BUSH walkers have raised concerns about a conservation area at Sheldon being turned into a sporting complex by Redland City Council.

Converting conservation land to a shared status has been a trend since the Newman government came to power, promising to “open up” national parks.

Opening up parks was a good line but was wrong because the most cursory glance at park and conservation reserve visitor numbers shows just how heavily they were already used.

Regardless, it gave councils and the Palaszczuk government the chance to introduce some tricky uses of conservation land.

After ferocious lobbying by sporting organisations, conservation areas and indeed some national parks have been turned over, or at least shared, with sporting activities.

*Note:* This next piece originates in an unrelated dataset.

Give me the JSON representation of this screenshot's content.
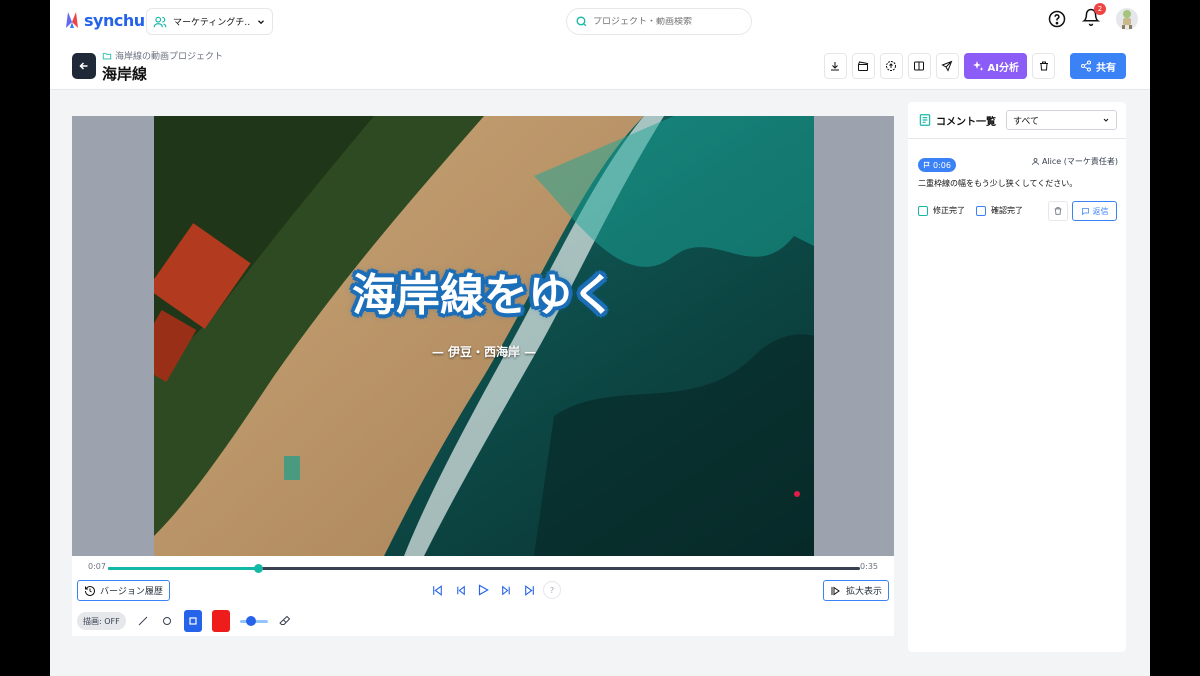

Activities include mountain biking and horse riding, although in most places few horses are seen.

This public policy shows where political priorities on conservation lie – the bottom of the list.

There is nothing wrong with bike or horse riding and they should have areas with which to practice their sports but this policy removes the primary consideration for which these places were preserved – conservation of flora and fauna.

As well it raises safety issues when horses, bikes, runners and walkers are forced to share areas.

Redland walkers are right to raise the Sheldon issue. Bike riders rarely give way to walkers and given that many are understandably head down as they ride as fast as they can, there is great potential for a clash.

The Scribbly Gums Conservation Area at Alexandra Hills – home to koalas, wallabies and much other wildlife – was converted some years ago.

Since it has been “opened up” it has become something of a free for all, with many now treating it as a dog off-leash area. It is not clear whether this was because of change of usage or simply a trend.

A council “spokesperson” says the Sheldon conservation area is not being turned into a sporting facility but this is no more than PR guff and blithely ignores the change in use.

Ironically, the issue has arisen in the same week that University of Queensland research was released showing that the world’s last wilderness areas are rapidly disappearing.

It’s no wonder with policies like these.